[Page and application data records]
-- Opening Marker --
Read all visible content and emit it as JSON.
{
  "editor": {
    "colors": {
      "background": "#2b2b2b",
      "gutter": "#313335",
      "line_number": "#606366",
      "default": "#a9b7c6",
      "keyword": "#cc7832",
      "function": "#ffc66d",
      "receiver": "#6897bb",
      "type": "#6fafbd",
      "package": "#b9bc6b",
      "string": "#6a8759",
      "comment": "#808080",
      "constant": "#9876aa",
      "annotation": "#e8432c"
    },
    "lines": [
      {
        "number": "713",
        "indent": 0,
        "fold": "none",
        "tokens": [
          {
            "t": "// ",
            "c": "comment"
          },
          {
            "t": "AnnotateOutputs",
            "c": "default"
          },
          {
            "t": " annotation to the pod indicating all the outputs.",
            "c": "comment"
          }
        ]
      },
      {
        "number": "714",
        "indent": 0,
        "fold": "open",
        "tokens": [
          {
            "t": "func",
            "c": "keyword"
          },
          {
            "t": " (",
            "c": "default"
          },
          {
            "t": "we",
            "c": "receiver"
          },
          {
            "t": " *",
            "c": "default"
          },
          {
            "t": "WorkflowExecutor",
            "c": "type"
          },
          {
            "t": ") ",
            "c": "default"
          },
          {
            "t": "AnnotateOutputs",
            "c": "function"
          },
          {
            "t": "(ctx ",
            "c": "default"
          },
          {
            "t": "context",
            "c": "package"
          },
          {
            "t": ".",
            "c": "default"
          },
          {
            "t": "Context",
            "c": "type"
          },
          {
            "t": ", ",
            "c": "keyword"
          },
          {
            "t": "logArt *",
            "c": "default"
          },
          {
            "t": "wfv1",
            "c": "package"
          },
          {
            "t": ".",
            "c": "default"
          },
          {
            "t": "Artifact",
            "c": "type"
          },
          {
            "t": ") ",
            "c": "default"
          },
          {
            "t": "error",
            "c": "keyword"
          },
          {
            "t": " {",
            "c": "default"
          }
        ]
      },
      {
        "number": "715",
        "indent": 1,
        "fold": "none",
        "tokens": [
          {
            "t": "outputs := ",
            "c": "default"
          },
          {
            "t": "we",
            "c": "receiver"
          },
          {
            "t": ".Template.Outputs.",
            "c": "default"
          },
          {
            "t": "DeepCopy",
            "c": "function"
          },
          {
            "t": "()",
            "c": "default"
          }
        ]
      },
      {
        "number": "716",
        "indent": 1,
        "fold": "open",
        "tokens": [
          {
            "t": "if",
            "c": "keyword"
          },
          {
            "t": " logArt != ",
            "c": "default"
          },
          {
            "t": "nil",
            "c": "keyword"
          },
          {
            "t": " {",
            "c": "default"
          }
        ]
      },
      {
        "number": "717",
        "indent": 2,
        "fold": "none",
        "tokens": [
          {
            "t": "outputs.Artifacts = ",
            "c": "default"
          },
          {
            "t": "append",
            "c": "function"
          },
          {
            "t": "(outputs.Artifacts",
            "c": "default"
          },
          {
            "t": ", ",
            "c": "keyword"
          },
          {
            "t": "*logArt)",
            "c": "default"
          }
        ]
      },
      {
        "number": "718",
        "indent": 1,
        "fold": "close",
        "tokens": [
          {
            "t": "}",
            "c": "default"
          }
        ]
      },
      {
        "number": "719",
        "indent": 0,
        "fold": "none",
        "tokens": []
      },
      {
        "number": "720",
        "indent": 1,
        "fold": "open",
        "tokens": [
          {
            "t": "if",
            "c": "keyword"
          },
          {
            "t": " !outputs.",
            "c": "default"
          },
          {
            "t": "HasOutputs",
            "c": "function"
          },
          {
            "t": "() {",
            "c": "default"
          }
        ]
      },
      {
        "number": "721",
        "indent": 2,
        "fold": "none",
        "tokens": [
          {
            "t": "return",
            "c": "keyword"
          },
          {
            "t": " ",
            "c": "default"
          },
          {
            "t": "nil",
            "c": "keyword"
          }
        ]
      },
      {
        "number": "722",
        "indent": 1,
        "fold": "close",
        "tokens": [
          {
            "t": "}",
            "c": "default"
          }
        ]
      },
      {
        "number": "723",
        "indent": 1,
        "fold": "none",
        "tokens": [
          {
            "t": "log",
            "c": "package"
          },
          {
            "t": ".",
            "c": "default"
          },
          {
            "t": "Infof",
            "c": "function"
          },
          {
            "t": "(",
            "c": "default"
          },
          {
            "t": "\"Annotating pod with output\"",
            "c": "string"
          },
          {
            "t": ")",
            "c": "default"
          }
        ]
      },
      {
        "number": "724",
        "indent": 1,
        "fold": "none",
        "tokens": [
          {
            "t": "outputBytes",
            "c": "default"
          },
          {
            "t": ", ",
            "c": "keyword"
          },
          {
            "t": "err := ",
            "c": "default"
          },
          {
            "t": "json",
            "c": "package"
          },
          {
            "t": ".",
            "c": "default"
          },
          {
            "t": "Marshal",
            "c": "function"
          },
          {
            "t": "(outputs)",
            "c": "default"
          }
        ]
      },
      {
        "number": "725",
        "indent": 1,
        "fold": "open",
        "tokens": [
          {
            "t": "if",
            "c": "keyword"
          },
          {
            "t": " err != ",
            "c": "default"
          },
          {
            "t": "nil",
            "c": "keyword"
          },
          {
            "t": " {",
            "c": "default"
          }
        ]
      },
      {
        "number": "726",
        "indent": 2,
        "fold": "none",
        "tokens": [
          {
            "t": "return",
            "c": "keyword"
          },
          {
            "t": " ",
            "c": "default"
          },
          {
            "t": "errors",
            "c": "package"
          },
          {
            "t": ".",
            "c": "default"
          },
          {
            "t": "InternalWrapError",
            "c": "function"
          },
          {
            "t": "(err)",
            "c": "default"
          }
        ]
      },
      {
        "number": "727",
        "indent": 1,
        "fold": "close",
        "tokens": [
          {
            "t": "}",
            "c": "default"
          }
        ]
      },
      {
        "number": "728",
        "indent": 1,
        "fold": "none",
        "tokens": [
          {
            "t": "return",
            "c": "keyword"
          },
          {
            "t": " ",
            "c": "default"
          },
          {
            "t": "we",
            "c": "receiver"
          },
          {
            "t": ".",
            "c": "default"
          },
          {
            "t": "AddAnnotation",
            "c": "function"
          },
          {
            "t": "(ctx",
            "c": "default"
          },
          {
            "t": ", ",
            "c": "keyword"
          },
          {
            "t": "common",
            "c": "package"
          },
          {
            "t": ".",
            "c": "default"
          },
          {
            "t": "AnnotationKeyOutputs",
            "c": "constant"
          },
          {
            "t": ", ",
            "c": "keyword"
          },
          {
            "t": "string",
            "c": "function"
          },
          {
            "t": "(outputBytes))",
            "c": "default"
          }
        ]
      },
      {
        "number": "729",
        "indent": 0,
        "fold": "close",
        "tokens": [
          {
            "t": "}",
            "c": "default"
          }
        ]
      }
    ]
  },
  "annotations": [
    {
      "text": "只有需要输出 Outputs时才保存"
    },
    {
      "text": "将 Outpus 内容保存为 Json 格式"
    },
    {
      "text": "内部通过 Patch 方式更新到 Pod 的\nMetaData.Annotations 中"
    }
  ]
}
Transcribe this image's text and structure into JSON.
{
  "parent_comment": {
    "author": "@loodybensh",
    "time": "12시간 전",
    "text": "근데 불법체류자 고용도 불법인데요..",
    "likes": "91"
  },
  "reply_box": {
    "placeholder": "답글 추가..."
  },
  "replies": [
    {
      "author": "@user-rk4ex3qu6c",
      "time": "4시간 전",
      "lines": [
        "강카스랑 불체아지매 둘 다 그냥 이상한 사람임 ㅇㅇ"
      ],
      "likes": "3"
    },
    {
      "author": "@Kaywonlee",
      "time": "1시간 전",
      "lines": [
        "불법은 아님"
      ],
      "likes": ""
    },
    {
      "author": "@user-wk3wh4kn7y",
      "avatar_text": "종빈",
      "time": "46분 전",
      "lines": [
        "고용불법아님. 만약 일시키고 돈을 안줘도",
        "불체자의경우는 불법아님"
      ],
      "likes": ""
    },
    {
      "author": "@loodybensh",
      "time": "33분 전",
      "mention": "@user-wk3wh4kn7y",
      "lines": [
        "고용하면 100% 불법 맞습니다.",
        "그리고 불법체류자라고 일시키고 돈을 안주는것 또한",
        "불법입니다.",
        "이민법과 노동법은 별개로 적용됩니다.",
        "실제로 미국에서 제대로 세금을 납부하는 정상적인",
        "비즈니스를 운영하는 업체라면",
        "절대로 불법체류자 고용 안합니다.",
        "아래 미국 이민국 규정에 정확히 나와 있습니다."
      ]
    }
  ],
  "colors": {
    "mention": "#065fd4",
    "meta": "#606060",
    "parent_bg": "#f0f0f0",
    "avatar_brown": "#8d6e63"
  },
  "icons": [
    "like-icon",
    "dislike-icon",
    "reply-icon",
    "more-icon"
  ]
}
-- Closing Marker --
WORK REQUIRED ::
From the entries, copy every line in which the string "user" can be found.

ANSWER TO THIS PROBLEM ::
      "author": "@user-rk4ex3qu6c",
      "author": "@user-wk3wh4kn7y",
      "mention": "@user-wk3wh4kn7y",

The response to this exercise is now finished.